TASK DATA |
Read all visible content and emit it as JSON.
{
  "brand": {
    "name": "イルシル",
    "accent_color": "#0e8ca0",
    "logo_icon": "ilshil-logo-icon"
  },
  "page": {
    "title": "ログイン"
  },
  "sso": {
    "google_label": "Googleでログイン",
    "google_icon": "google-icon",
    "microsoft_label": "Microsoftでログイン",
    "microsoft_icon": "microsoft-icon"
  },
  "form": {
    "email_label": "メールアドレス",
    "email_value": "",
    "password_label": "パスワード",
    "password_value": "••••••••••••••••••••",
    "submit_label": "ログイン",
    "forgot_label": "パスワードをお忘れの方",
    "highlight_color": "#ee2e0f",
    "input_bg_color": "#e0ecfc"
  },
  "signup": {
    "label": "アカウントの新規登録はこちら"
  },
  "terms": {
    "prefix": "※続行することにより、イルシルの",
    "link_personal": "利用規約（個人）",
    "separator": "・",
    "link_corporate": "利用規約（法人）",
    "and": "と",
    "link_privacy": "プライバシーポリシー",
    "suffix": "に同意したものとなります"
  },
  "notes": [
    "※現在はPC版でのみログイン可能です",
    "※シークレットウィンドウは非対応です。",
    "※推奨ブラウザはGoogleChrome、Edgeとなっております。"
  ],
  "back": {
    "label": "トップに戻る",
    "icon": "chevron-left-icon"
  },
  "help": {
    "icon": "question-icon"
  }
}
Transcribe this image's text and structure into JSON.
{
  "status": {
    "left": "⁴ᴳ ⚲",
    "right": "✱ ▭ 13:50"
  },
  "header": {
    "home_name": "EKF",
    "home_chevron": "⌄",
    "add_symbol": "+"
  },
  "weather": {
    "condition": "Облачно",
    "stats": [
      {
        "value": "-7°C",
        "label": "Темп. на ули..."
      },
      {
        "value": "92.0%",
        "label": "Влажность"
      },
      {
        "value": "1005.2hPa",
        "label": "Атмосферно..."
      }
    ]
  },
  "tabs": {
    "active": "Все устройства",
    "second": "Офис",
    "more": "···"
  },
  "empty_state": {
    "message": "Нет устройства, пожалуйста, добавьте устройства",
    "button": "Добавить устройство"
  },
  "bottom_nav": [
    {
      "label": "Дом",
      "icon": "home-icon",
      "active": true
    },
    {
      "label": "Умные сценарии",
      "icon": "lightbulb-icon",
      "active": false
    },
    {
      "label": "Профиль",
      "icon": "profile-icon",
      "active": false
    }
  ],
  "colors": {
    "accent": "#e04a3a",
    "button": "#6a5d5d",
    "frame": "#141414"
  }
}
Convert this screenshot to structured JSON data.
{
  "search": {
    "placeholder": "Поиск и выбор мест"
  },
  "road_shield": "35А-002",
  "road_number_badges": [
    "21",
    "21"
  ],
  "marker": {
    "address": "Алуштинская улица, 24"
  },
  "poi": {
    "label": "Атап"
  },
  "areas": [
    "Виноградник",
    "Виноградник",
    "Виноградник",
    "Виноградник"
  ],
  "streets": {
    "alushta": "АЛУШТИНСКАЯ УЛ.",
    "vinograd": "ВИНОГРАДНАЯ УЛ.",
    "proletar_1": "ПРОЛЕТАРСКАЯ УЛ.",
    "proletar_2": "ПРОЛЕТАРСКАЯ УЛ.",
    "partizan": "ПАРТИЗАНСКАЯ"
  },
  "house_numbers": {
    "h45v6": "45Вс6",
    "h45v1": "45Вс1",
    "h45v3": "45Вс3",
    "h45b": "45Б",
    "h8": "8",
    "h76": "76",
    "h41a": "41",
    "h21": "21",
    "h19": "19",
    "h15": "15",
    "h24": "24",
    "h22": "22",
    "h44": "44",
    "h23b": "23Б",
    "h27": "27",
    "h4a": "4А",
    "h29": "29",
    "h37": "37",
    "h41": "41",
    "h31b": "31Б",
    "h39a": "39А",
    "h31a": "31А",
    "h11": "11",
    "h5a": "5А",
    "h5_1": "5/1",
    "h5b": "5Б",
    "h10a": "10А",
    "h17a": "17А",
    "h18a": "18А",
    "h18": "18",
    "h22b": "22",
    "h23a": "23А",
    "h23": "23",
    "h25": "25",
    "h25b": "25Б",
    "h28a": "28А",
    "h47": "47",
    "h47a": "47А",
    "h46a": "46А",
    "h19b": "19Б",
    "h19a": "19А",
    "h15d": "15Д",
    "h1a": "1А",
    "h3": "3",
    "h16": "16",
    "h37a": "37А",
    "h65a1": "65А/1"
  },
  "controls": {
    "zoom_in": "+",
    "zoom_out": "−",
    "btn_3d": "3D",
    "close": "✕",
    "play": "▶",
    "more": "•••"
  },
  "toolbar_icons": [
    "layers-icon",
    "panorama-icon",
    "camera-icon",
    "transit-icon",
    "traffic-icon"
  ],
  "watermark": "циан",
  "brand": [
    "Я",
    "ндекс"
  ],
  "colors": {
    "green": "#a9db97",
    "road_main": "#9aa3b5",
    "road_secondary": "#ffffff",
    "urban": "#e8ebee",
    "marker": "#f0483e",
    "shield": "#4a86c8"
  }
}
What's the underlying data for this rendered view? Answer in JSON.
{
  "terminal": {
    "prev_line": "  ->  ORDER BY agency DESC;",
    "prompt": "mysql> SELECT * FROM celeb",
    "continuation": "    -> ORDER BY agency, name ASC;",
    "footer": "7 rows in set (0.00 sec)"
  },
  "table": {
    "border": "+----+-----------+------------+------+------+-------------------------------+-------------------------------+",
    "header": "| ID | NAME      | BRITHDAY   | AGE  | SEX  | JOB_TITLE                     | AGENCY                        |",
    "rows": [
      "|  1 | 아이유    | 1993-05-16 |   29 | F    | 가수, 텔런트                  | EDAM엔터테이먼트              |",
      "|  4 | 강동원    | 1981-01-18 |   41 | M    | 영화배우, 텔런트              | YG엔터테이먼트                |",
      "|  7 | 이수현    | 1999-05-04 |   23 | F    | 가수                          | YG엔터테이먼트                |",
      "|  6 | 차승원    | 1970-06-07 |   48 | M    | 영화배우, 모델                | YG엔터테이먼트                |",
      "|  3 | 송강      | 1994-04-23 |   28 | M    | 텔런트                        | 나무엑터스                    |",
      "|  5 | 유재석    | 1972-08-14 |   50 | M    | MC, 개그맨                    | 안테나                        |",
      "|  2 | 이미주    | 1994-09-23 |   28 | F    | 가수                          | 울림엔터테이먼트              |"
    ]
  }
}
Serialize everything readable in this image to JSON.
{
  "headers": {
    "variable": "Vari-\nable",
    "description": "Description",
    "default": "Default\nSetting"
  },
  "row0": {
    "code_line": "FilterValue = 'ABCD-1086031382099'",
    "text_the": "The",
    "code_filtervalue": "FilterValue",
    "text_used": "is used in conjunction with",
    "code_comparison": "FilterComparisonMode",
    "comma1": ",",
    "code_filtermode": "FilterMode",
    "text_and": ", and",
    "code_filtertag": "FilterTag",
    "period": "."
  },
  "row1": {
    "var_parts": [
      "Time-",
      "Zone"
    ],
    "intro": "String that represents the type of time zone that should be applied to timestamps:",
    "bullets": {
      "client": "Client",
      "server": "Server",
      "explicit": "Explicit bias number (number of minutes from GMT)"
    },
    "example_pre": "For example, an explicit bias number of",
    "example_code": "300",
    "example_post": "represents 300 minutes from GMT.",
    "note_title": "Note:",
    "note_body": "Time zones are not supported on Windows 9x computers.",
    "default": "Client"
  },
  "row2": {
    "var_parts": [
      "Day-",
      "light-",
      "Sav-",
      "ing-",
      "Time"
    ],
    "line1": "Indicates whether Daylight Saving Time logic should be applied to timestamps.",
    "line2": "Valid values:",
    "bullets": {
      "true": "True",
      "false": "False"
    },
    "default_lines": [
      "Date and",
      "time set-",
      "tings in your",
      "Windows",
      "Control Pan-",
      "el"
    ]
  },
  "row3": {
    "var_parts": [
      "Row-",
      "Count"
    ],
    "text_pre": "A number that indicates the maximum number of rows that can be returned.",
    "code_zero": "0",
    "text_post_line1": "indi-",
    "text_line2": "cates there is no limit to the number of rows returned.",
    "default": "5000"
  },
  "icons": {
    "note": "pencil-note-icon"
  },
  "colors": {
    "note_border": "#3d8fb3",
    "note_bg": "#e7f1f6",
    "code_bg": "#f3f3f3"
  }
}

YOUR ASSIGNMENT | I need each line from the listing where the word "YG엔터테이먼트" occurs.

RESULT OF THE TASK |
      "|  4 | 강동원    | 1981-01-18 |   41 | M    | 영화배우, 텔런트              | YG엔터테이먼트                |",
      "|  7 | 이수현    | 1999-05-04 |   23 | F    | 가수                          | YG엔터테이먼트                |",
      "|  6 | 차승원    | 1970-06-07 |   48 | M    | 영화배우, 모델                | YG엔터테이먼트                |",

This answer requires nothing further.